An Australian government-ordered inquiry into the national road safety strategy calls for a minimum A$3 billion ($2.15 billion) in annual funding and the rapid deployment and accelerated uptake of proven vehicle-safety technologies and innovation.
James Goodwin, CEO of the Australasian New Car Assessment Program, says that’s what the safety-testing group is trying to achieve.
“Our mandate is to eliminate road trauma through the testing and promotion of safer vehicles,” Goodwin says in a statement. “We are working hard to achieve this through influencing the design, specification and availability of new vehicle models with the latest safety features and technologies.”
“Objective performance testing of autonomous safety technologies is a key focus for ANCAP, and we will continue to raise the bar to ensure Australians are provided with the safest vehicles possible.”
A panel of four was convened to conduct the inquiry. Their report says more than 1,200 people are killed and at least 36,000 are hospitalized through traffic accidents annually in Australia.
Among its 12 recommendations are a target of zero road deaths by 2050, with an interim target of zero for all major capital-city business districts and high-volume highways by 2030.
Goodwin says an area that requires greater focus is the age of the vehicle fleet and its direct correlation to road fatalities.

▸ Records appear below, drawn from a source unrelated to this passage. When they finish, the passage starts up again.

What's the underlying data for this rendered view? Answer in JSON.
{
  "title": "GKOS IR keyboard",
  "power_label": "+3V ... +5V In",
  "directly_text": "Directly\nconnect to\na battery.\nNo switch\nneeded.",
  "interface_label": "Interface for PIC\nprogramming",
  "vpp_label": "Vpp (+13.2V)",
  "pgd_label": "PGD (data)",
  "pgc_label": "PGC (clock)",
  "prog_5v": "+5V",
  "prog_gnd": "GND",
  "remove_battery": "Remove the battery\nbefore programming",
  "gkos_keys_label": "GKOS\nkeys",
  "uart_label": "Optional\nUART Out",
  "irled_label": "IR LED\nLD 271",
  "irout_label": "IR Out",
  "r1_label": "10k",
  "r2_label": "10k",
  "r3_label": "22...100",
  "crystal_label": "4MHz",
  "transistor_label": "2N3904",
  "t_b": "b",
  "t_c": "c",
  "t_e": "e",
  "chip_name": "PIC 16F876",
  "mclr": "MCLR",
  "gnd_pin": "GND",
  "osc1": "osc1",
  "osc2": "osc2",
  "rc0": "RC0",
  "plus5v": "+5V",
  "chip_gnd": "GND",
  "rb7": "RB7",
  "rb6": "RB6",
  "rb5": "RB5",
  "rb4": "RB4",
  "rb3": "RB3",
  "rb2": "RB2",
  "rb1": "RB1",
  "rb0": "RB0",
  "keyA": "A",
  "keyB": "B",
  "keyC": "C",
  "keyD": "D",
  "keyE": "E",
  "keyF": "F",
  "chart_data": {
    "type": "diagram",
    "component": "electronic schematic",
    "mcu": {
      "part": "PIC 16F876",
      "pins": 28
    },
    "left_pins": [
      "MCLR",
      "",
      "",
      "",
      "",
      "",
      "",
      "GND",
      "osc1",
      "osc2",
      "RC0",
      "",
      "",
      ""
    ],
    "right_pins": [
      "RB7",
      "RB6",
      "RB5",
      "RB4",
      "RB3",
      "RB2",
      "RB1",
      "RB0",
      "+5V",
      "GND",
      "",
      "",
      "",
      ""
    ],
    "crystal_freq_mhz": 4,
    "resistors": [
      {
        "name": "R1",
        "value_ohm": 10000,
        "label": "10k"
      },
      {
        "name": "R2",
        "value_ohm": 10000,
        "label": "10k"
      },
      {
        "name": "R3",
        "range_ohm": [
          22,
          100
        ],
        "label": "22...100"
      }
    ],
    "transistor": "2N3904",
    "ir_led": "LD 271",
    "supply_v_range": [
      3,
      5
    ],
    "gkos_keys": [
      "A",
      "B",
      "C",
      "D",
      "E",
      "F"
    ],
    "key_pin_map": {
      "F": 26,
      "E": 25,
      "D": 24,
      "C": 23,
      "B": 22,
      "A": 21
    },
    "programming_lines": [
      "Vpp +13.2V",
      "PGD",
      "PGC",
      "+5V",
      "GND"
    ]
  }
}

“There are more than 2.7 million registered vehicles on our roads aged 15 years or older,” he says. “These vehicles are unlikely to be fitted with safety features that we now expect from new vehicles. So, not only do we need to focus attention to accelerate the uptake of new vehicles with the latest safety technologies – if tangible safety benefits are to be realized, we must implement ways and set targets to reduce the age of the fleet.”